Note: This appears to be User:Bewing's own invention and probably isn't implemented anywhere. Someone investigate this, please.
The two CHS fields are unused in all current drives, leaving only the two 32 bit LBA fields to "do all the work". But there never was any 32 bit LBA addressing mode -- the current "standard" LBA addressing mode is 48 bits. So it is reasonable to try to redefine the Partition Table to eliminate the unused CHS fields, and use the extra space to extend the two LBA fields to a full 48 bit size. This would eliminate the impending obsolescence of the entire MBR scheme.
It seems reasonable to try to preserve (as much as possible) the current Partition Table structure. Therefore, the following alternate structure for 48 bit LBA Partition Table entries is proposed:
|0||byte||Bitflags field: 1 = not bootable, 0x81 = bootable (or "active")|
|2||uint16_t||Partition Start LBA (high 16-bit of 48 bit value)|
|6||uint16_t||Partition Length (high 16-bit of 48 bit value)|
|8||uint32_t||Partition Start LBA (low uint32_t)|
|12||uint32_t||Partition Length (low uint32_t)|
Note: The basic intent is to use bit #0 (value = 1) in the bitflags field as a "48 bit LBA" indicator, preserve the offsets and functions of the bitflags and System ID fields, and use the two available aligned 16-bit values to extend the LBA fields. When detecting a valid partition entry, a little extra verification turns out to be useful, so the "extra" bytes in the table entry should be loaded with signature values.

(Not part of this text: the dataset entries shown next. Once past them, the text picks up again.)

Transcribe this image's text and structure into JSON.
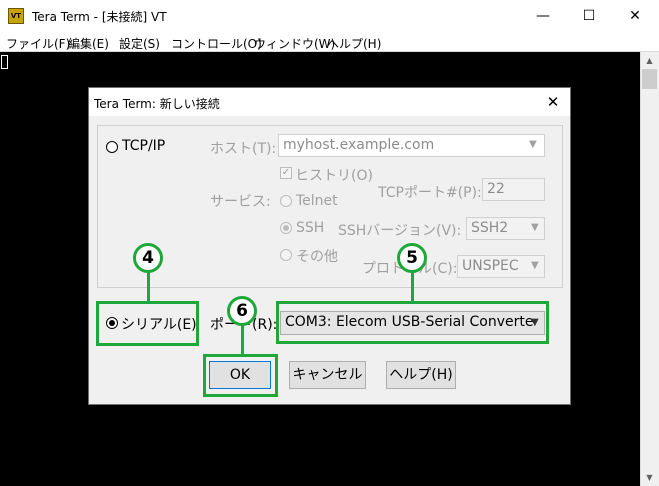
{
  "window": {
    "icon_text": "VT",
    "title": "Tera Term - [未接続] VT",
    "controls": {
      "minimize": "—",
      "maximize": "☐",
      "close": "✕"
    }
  },
  "menu": [
    "ファイル(F)",
    "編集(E)",
    "設定(S)",
    "コントロール(O)",
    "ウィンドウ(W)",
    "ヘルプ(H)"
  ],
  "dialog": {
    "title": "Tera Term: 新しい接続",
    "close": "✕",
    "tcpip": {
      "label": "TCP/IP",
      "host_label": "ホスト(T):",
      "host_value": "myhost.example.com",
      "history_label": "ヒストリ(O)",
      "service_label": "サービス:",
      "telnet_label": "Telnet",
      "ssh_label": "SSH",
      "other_label": "その他",
      "tcp_port_label": "TCPポート#(P):",
      "tcp_port_value": "22",
      "ssh_version_label": "SSHバージョン(V):",
      "ssh_version_value": "SSH2",
      "protocol_label": "プロトコル(C):",
      "protocol_value": "UNSPEC"
    },
    "serial": {
      "label": "シリアル(E)",
      "port_label": "ポート(R):",
      "port_value": "COM3: Elecom USB-Serial Converte"
    },
    "buttons": {
      "ok": "OK",
      "cancel": "キャンセル",
      "help": "ヘルプ(H)"
    }
  },
  "annotations": {
    "step4": "4",
    "step5": "5",
    "step6": "6"
  },
  "colors": {
    "highlight": "#1ea83a",
    "terminal_bg": "#000000"
  }
}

Extended partitions are a way of adding more than 4 partitions to a partition table.
The partition table may have one and only one entry that has the SystemID 0x5 (or 0xF). This describes an extended partition.
An extended partition is one physical partition that is subpartitioned into "logical" partitions. So, the partition table entry describing it has a StartLBA and NumSectors that describe the space inside which any number of logical partitions may sit.
At the start of an extended partition is an extended partition table. This takes exactly the same form as a normal partition table, apart from most of the fields are unused. Only two of the partition entries are used - the first one describes the desired logical partition, and the second one is a link (much like a linked list) that points at another extended partition table. The size should officially include the logical partition that follows with it. The remaining two entries are not used and should be left zeroed out.
Note that the StartLBA fields in these extended partition table entries are relative to the start of the extended partition itself.
- Main article: GPT
GPT is an updated Partition Table standard, that has been adopted as the recommended partition mechanism under UEFI. It does not contain the artificial 24 bit or 32 bit limitations of the MBR Partition Tables. It also contains enhancements to the concept of partition tables, in general, and is significantly more complex than the MBR scheme.
- System ID byte values ("Partition Types") for known filesystems
- Microsoft's GPT info
- A list of System IDs/Partition Types from osdever
- Another list of System IDs/Partition Types from osdever (pdf)
- The wikidpedia article on the Extended Boot Record (AKA Extended Partition) has lots of pictures and many more words
- GPT at Wikipedia